“’Take that Psyche! Love and Death will take care of a mere mortal! Ha!’ <Meg sounds a little bit like the bad witch in ‘The Wizard of Oz.’>

“Eros does as his mother tells him. He flies to the mountaintop at the appointed time (just before sunset) and sees the terrified Psyche (who has only just at that moment seen the chained Thanatos and is as frightened as anyone would be who is facing Death). Eros quickly takes an arrow to do his mother’s bidding, but – Oops! – he accidentally pricks himself instead, which causes him to fall hopelessly in love with Psyche. NOT exactly what Aphrodite had in mind!

“So, instead of causing Psyche to fall to Hades in the arms of Death, Eros swoops in to save her, and flies her off to his own private kingdom in a valley far, far away, just as night falls.

“Psyche cannot see Eros because it is dark. But, as the god of love, Eros knows a thing or two about how to make love, and Psyche enjoys the most exciting night of her life!

“The next morning, when Psyche wakes up, Eros has already gone to work, and Psyche discovers to her amazement that everything she wishes for, ANYTHING she wishes for, immediately appears in front of her! If she wants a banana split, voila! There it is! It’s delightful. It’s incredible…it’s heaven on Earth!

“At nightfall, Eros returns and again makes love to Psyche as only the god of erotic love can! Day after day Psyche is in a state of total bliss, doing anything she desires, and night after night, she is in a state of total bliss enjoying Eros’ sexual prowess. What’s not to like?


“Eros demands only two things of Psyche: ‘DO NOT EVER look at me. And DO NOT EVER ask me what I do!’”

GISELLE: That’s what Michael Corleone (Al Pacino) says to Kaye (Diane Keaton) in The Godfather!

MEG: Right! But, unlike Kaye, Psyche is fine with that, at least at first. I guess it seems to her a small price to pay for having everything she could ever desire!

<Back to the story> “So, the years go by and Psyche becomes pregnant with their first child. And she starts to think about her family, and she asks Eros if maybe her sisters could come visit.

“Eros doesn’t think it’s a good idea. But Psyche has gotten used to having her own way by now. So over and over again, she asks if Eros will let her talk to her sisters.”

GISELLE: So…while it may have appeared to Psyche that she had everything she wanted… she was sort of in a prison! She wasn’t allowed to actually look at her husband or ask what he did all day long! Sorry, but I can’t help free-associating again…to Maya Angelou’s autobiography, I Know Why the Caged Bird Sings, which was inspired by a line from a poem called Sympathy, by Paul Laurence Dunbar. It’s about her journey to self-discovery, her quest for freedom.

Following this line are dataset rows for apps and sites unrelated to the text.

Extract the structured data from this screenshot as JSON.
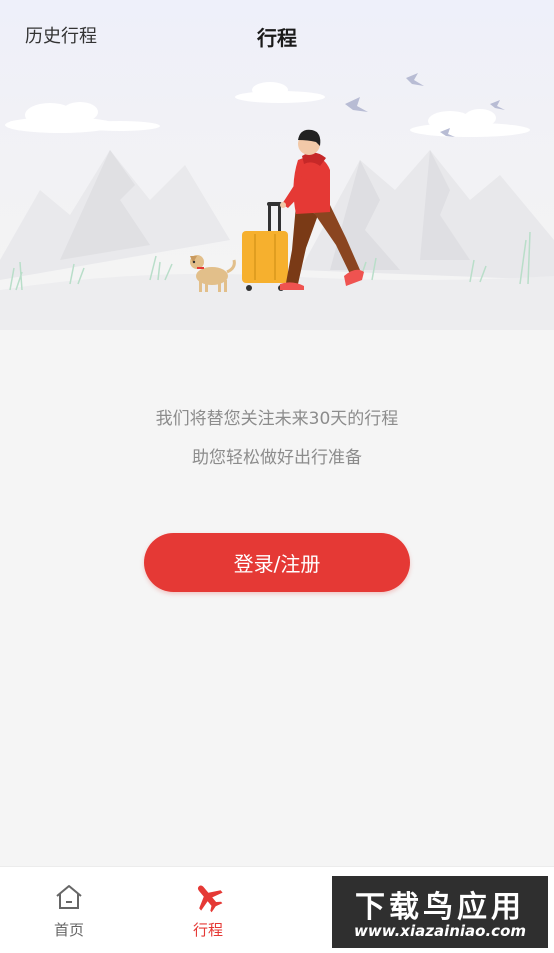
{
  "header": {
    "history_label": "历史行程",
    "title": "行程"
  },
  "main": {
    "desc_line1": "我们将替您关注未来30天的行程",
    "desc_line2": "助您轻松做好出行准备",
    "login_label": "登录/注册"
  },
  "tabbar": {
    "items": [
      {
        "label": "首页",
        "icon": "home-icon",
        "active": false
      },
      {
        "label": "行程",
        "icon": "airplane-icon",
        "active": true
      }
    ]
  },
  "watermark": {
    "main_text": "下载鸟应用",
    "sub_text": "www.xiazainiao.com"
  },
  "colors": {
    "accent": "#e53935",
    "background": "#f5f5f5",
    "text_muted": "#8c8c8c",
    "suitcase": "#f6b02e"
  }
}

It’s about so many things…

The free bird leaps
on the back of the wind
and floats downstream
till the current ends
and dips his wings
in the orange sun rays
and dares to claim the sky.

But a bird that stalks
down his narrow cage
can seldom see through
his bars of rage
his wings are clipped and
his feet are tied
so he opens his throat to sing.

The caged bird sings
with fearful trill
of the things unknown
but longed for still
and his tune is heard
on the distant hill
for the caged bird
sings of freedom.

The free bird thinks of another breeze
and the trade winds soft through the sighing trees
and the fat worms waiting on a dawn-bright lawn
and he names the sky his own.

But a caged bird stands on the grave of dreams
his shadow shouts on a nightmare scream
his wings are clipped and his feet are tied
so he opens his throat to sing.

The caged bird sings
with a fearful trill
of things unknown
but longed for still
and his tune is heard
on the distant hill
for the caged bird
sings of freedom.

– Paul Lawrence Dunbar